When we take a problem we’re having, and create a positive focus statement, we change our perspective, and open ourselves up to the positive. Here’s my way of overcoming my weaknesses at work. The problem was low productivity, and trying to justify why I was so slow. My first step was to take responsibility, and get rid of the excuses. I knew I didn’t want the low productivity, so I had to decide what I did want, higher productivity. Then I came up with my focus statement, “I am working faster, and more efficient.” Then I would repeat this daily until it became a regular part of my thinking, and whatever you focus your attention on will cause your body to react. Eventually your body will perform the actions required without thinking about it.
This is not the only way to change your life in a positive direction, but it is the one that has helped me the most. The only advice I have for you, if you have problems that still seem overwhelming, learn what others have done, and pick the method that works best for you.
Allen

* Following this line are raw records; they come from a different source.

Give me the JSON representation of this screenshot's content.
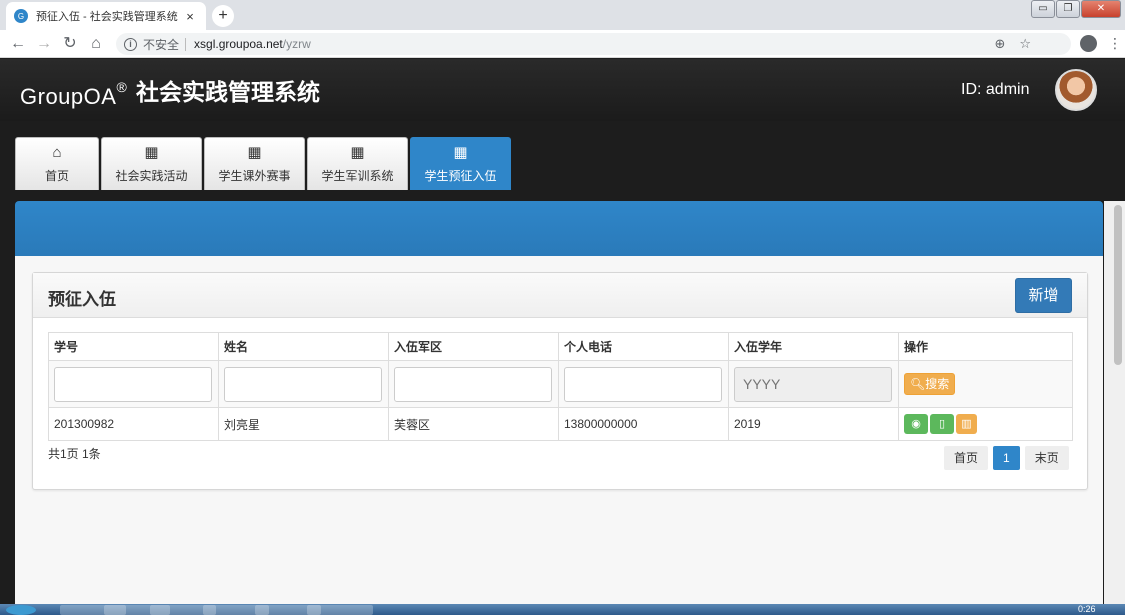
{
  "browser": {
    "tab_title": "预征入伍 - 社会实践管理系统",
    "tab_close": "×",
    "new_tab": "+",
    "favicon": "G",
    "security_label": "不安全",
    "host": "xsgl.groupoa.net",
    "path": "/yzrw",
    "window_controls": [
      "▭",
      "❐",
      "✕"
    ]
  },
  "header": {
    "logo": "GroupOA",
    "logo_mark": "®",
    "system_title": "社会实践管理系统",
    "user_id": "ID: admin"
  },
  "module_tabs": [
    {
      "icon": "home-icon",
      "glyph": "⌂",
      "label": "首页"
    },
    {
      "icon": "table-icon",
      "glyph": "▦",
      "label": "社会实践活动"
    },
    {
      "icon": "table-icon",
      "glyph": "▦",
      "label": "学生课外赛事"
    },
    {
      "icon": "table-icon",
      "glyph": "▦",
      "label": "学生军训系统"
    },
    {
      "icon": "table-icon",
      "glyph": "▦",
      "label": "学生预征入伍"
    }
  ],
  "panel": {
    "title": "预征入伍",
    "add_label": "新增"
  },
  "table": {
    "columns": [
      "学号",
      "姓名",
      "入伍军区",
      "个人电话",
      "入伍学年",
      "操作"
    ],
    "year_placeholder": "YYYY",
    "search_label": "搜索",
    "rows": [
      {
        "student_id": "201300982",
        "name": "刘亮星",
        "district": "芙蓉区",
        "phone": "13800000000",
        "year": "2019"
      }
    ]
  },
  "summary": "共1页 1条",
  "pager": {
    "first": "首页",
    "current": "1",
    "last": "末页"
  },
  "taskbar": {
    "clock": "0:26"
  },
  "colors": {
    "primary": "#2f86c9",
    "warning": "#f0ad4e",
    "success": "#5cb85c",
    "header_bg": "#1d1d1d"
  }
}
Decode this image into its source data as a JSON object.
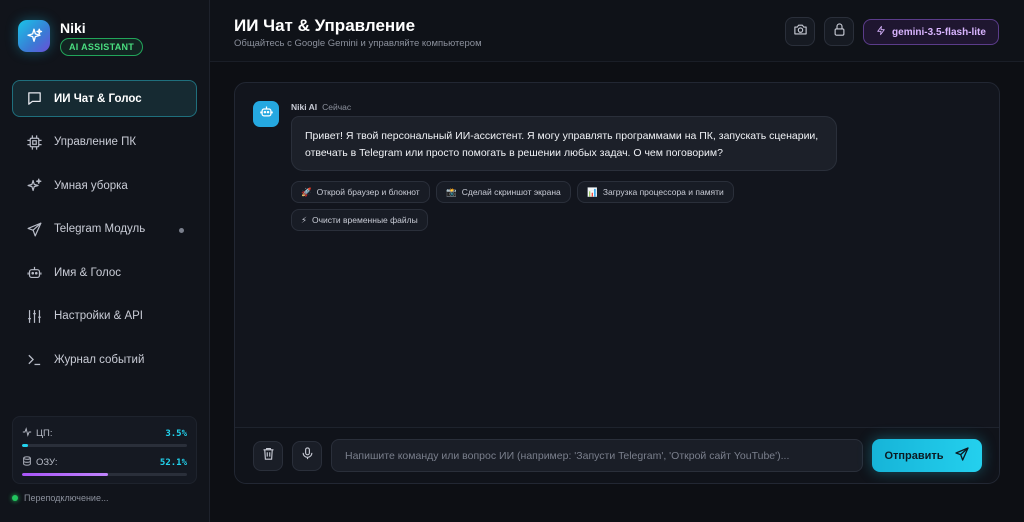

Trust Your Own Instincts

October 12, 2014

tube trouble

I know it’s been a while, but it doesn’t mean I’ve forgotten about the WordPress community.

Here’s something I felt I should share. There is a little humor in the situation, but there is also a lesson in it, as well.

As most of you know, I work nights, and I have been going to the gym since June. After a full night of work, and working out, I made it home, in a fairly good mood. With such a schedule, it doesn’t take long to crash, so right before going to bed, I went to the bathroom. After flushing the toilette, I noticed an unusual amount of water coming out of the top of the back. It was enough to cause a little flood, so I put some towels down and pulled the top off. A little testing, and loss of sleep later, I found the problem; the tube leading to the overflow valve had come loose, and wouldn’t go back. I knew a trip to the hardware store was needed, to buy a new tube, but I also needed my sleep, so I gave it a quick mend with some electrical tape.

I made it to the hardware store, bought the tube, and headed home. In the parking lot of our building, I met up with one of my neighbors. He walks with a walker, and used to be a plumber. When I explained the problem I was having, he said, “A new tube won’t help, your problem is in the floater ball.” After trying to convince me that I needed to buy a new floater ball, we both went in and I took the elevator up, to repair my toilette. As I approached my place, I couldn’t help thinking how I appreciated his advice, but how can I trust the advice of someone who has never taken the time to look at the toilette. Even doctors wouldn’t make a diagnosis over the phone, without ever seeing the patient.

The repair took me two minutes, and four tests, which ended up a huge success. This taught me two things. One, even experts can make mistakes, and two, when you are certain of your answers, don’t let someone else make you doubt your instincts. When you have done all the work of looking over the problem, and coming up with a solution, trust your own instinct, it’s the only expert you will need.

Enjoy,
Allen